Excerpts from an interface dataset
=== Begin Enclosure ===

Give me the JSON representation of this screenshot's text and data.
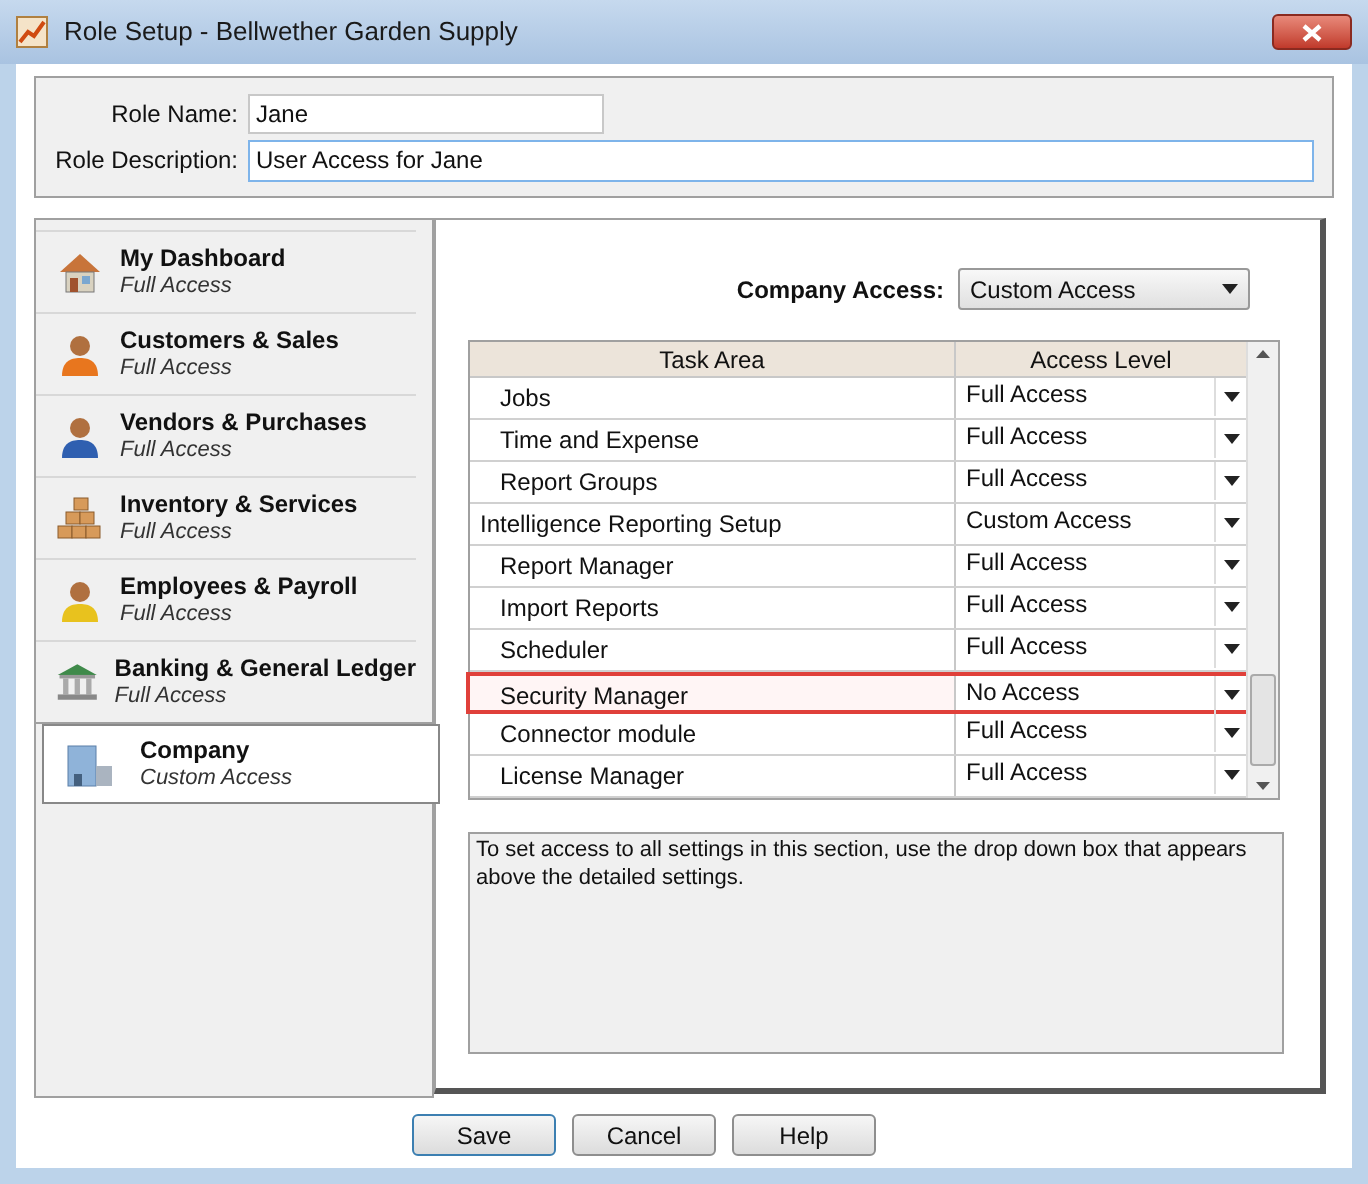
{
  "window": {
    "title": "Role Setup - Bellwether Garden Supply"
  },
  "role_name": {
    "label": "Role Name:",
    "value": "Jane"
  },
  "role_description": {
    "label": "Role Description:",
    "value": "User Access for Jane"
  },
  "sidebar": {
    "items": [
      {
        "title": "My Dashboard",
        "access": "Full Access",
        "selected": false
      },
      {
        "title": "Customers & Sales",
        "access": "Full Access",
        "selected": false
      },
      {
        "title": "Vendors & Purchases",
        "access": "Full Access",
        "selected": false
      },
      {
        "title": "Inventory & Services",
        "access": "Full Access",
        "selected": false
      },
      {
        "title": "Employees & Payroll",
        "access": "Full Access",
        "selected": false
      },
      {
        "title": "Banking & General Ledger",
        "access": "Full Access",
        "selected": false
      },
      {
        "title": "Company",
        "access": "Custom Access",
        "selected": true
      }
    ]
  },
  "company_access": {
    "label": "Company Access:",
    "value": "Custom Access"
  },
  "table": {
    "columns": [
      "Task Area",
      "Access Level"
    ],
    "rows": [
      {
        "task": "Jobs",
        "kind": "task",
        "access": "Full Access",
        "selected": false
      },
      {
        "task": "Time and Expense",
        "kind": "task",
        "access": "Full Access",
        "selected": false
      },
      {
        "task": "Report Groups",
        "kind": "task",
        "access": "Full Access",
        "selected": false
      },
      {
        "task": "Intelligence Reporting Setup",
        "kind": "group",
        "access": "Custom Access",
        "selected": false
      },
      {
        "task": "Report Manager",
        "kind": "task",
        "access": "Full Access",
        "selected": false
      },
      {
        "task": "Import Reports",
        "kind": "task",
        "access": "Full Access",
        "selected": false
      },
      {
        "task": "Scheduler",
        "kind": "task",
        "access": "Full Access",
        "selected": false
      },
      {
        "task": "Security Manager",
        "kind": "task",
        "access": "No Access",
        "selected": true
      },
      {
        "task": "Connector module",
        "kind": "task",
        "access": "Full Access",
        "selected": false
      },
      {
        "task": "License Manager",
        "kind": "task",
        "access": "Full Access",
        "selected": false
      }
    ]
  },
  "help_text": "To set access to all settings in this section, use the drop down box that appears above the detailed settings.",
  "buttons": [
    "Save",
    "Cancel",
    "Help"
  ]
}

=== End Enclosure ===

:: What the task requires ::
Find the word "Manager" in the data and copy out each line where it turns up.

:: Solution to the problem ::
        "task": "Report Manager",
        "task": "Security Manager",
        "task": "License Manager",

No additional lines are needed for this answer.